*TO DO*: Go through the data below and return each line where the string "that" appears.
LISTED RECORDS below:
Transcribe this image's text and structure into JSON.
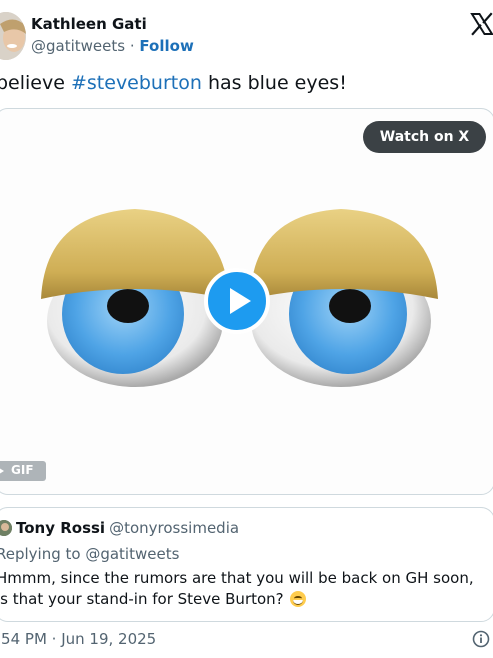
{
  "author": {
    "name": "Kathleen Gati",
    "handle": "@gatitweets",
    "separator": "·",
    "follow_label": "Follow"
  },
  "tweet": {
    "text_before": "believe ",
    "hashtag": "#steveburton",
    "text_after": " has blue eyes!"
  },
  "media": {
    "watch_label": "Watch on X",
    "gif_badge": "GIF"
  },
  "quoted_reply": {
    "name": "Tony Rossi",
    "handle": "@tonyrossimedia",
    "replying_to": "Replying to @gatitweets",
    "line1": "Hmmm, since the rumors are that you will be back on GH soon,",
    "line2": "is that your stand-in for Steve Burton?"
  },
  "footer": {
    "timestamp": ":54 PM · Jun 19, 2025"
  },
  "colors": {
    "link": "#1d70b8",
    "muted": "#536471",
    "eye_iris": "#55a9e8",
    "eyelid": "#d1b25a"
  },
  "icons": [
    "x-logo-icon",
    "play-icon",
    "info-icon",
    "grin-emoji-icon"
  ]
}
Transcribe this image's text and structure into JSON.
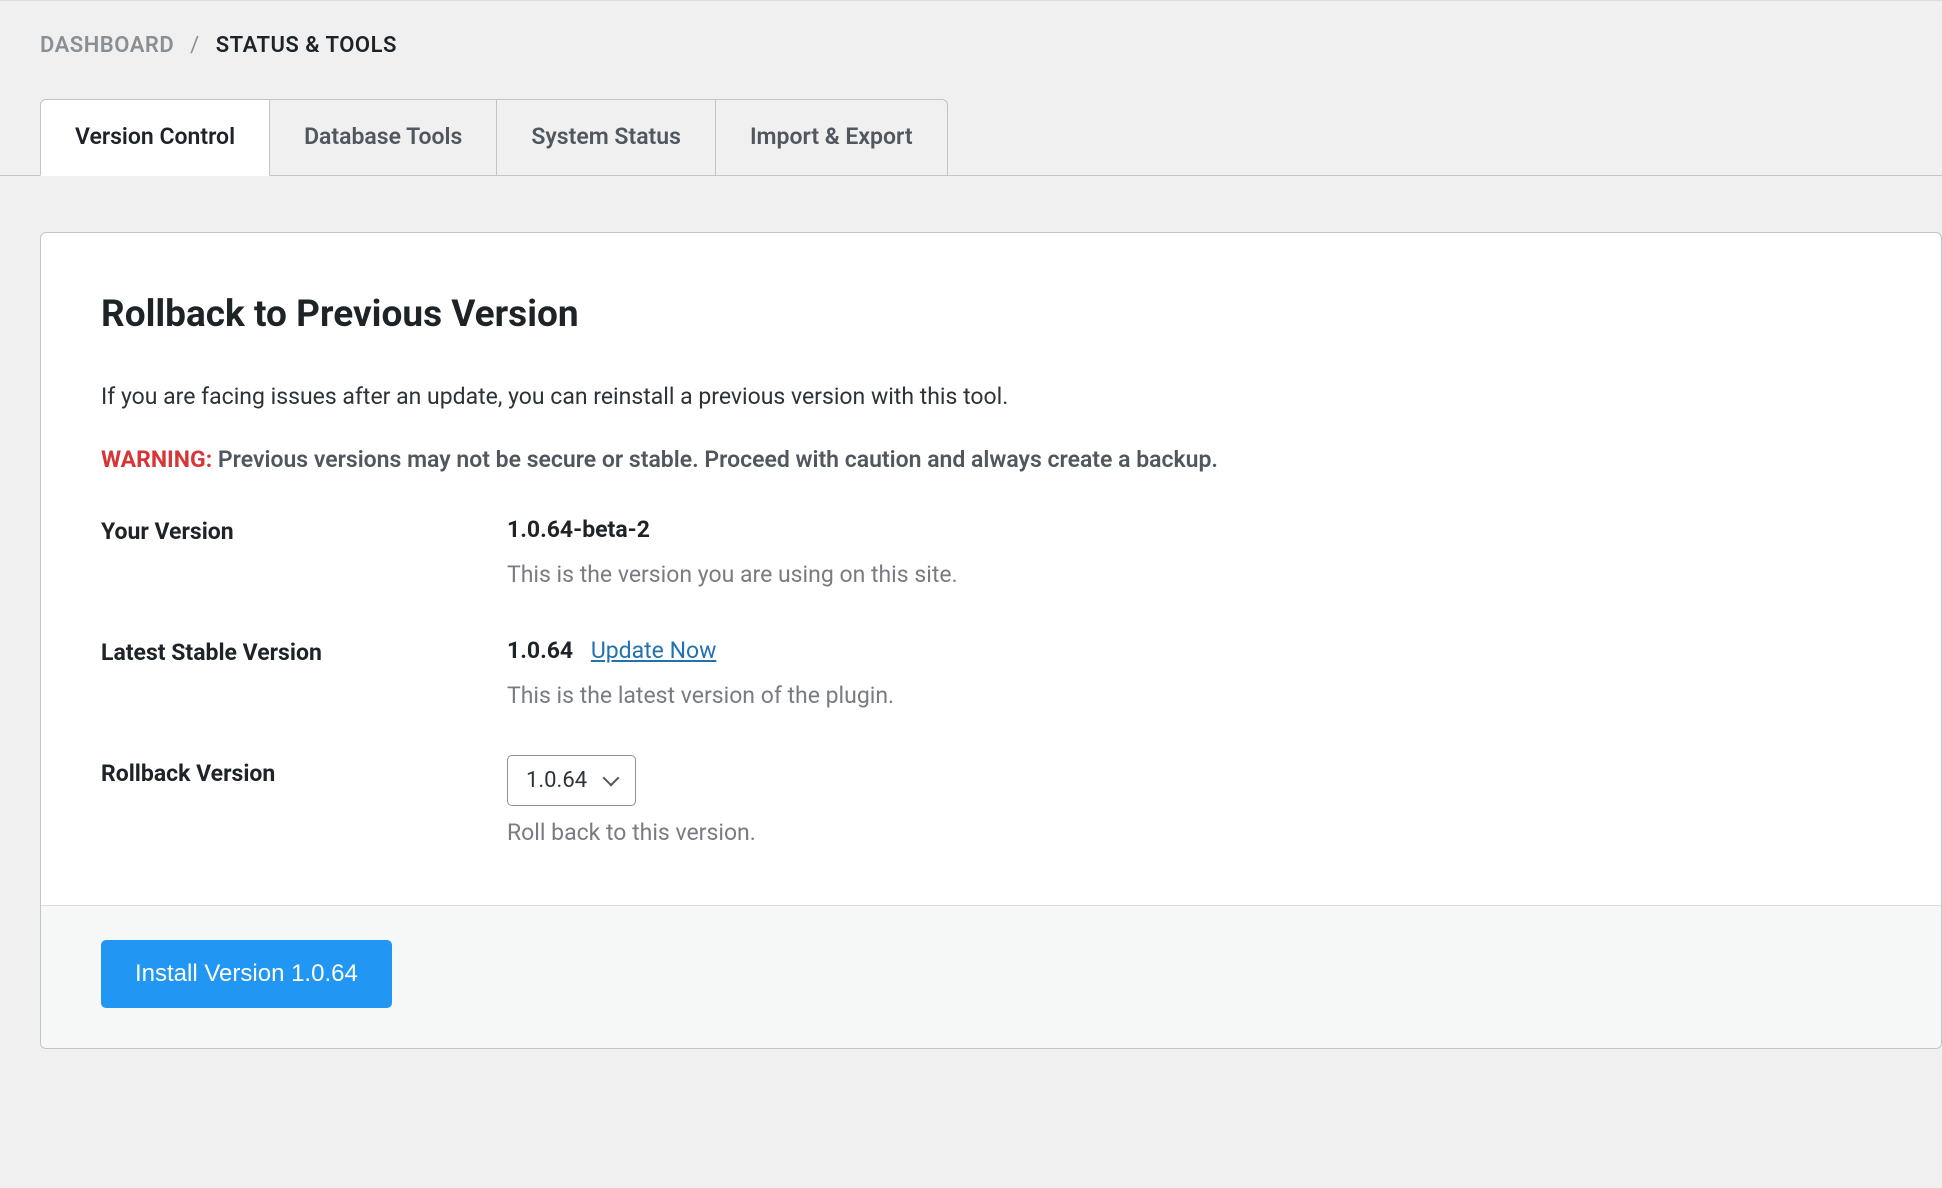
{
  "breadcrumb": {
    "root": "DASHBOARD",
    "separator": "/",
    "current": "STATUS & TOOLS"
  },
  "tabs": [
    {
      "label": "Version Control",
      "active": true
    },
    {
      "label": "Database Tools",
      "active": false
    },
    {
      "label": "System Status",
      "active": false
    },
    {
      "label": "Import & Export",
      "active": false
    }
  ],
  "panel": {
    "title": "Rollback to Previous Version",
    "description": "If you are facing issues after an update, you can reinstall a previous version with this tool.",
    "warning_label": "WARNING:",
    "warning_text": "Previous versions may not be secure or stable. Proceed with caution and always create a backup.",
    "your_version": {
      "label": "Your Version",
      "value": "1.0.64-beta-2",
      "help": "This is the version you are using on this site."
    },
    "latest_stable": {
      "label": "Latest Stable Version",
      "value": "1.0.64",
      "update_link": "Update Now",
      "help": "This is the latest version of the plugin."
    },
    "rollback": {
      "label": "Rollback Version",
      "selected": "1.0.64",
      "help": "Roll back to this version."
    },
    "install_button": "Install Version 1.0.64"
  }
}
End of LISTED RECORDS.
*SOLUTION TO THIS TASK*:
    "line1": "Hmmm, since the rumors are that you will be back on GH soon,",
    "line2": "is that your stand-in for Steve Burton?"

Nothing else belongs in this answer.